A significant difference between townships and cities and villages in Michigan is the general lack of authority in townships to perform maintenance and construction on roads. In most states, townships take care of local roads in their jurisdictions, but Michigan law transferred responsibility for roads to county road commissions and, most recently, provides the option for county boards of commissioners to transfer road responsibility from road commissions to themselves. Under very specific circumstances, larger townships may contract with road commissions to assume road maintenance responsibilities, but only one township has opted to accept road responsibilities to this degree. Townships do not receive gas and weight tax distributions as cities, villages and counties do. It is the county’s statutory responsibility to keep roads in a safe condition, but township boards recognize that counties do not have sufficient resources to take care of all the road needs. As a result, townships collectively spent in excess of $160 million on roads in 2010, even though they are not required by law to do so.

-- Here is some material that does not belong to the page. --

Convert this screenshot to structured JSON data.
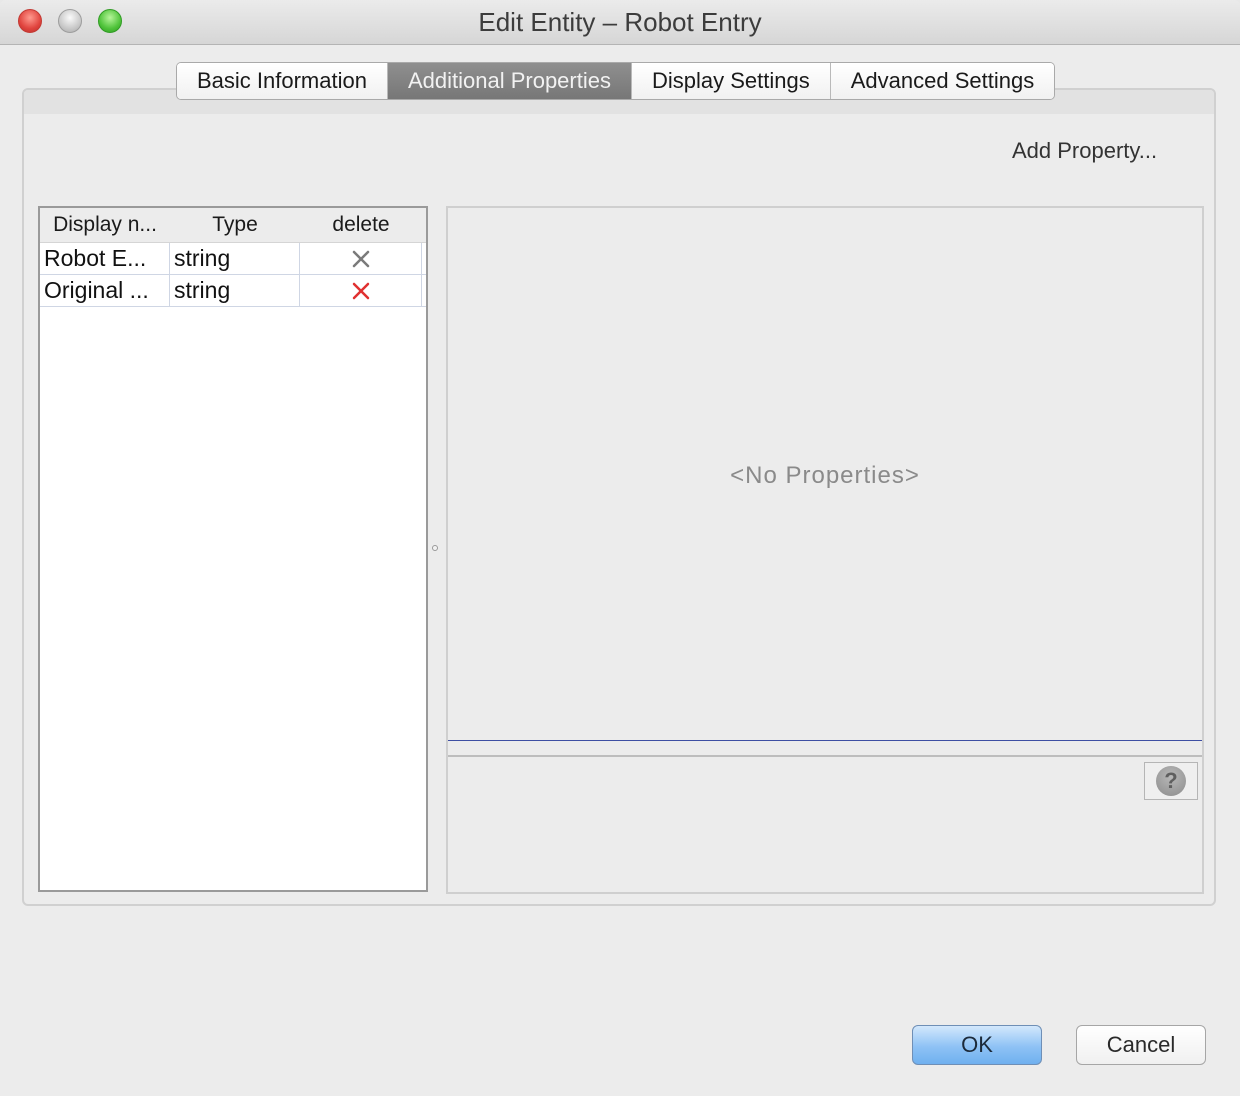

The Michigan Constitution and state statutes limit the amount of property tax millage that townships can levy for general township operations. General law townships are allocated at least 1 mill from the constitutionally limited 15/18 mills allocated among townships, the county, public schools and the intermediate school district. Charter townships, like cities, do not share in this allocated millage, but townships chartered by a referendum may levy up to 5 mills. Townships chartered by board resolution after Nov. 22, 1978, must have a vote of the electors authorizing the levy of up to 5 mills. In either case, the 5-mill limit may be increased up to 10 mills with a vote of the electors.

Townships also utilize other sources of revenue to support services. User fees, permits, fines and special assessments on real property are the most frequently used sources.

Townships serve other governmental units by providing tax collection services. To avoid imposing an unnecessary burden on citizens to pay separate property taxes to the township, schools, special assessment districts and the county, Michigan townships provide uniform assessment of property values and collect all property taxes on behalf of the other units of government. Only a very small portion of the taxes collected are retained by the township for its own operating purposes.

Michigan townships, large and small, provide services tailored to meet the needs of their residents. Township officials represent the level of government closest and most responsive to the wishes of the people.

External links[edit]


  1. ^ MichiganTownships.org ::: THE ASSOCIATION
  2. ^ http://www.michigantownships.org
  3. ^ MCL 15.261, et seq.
  4. ^ MCL 15.231, et seq.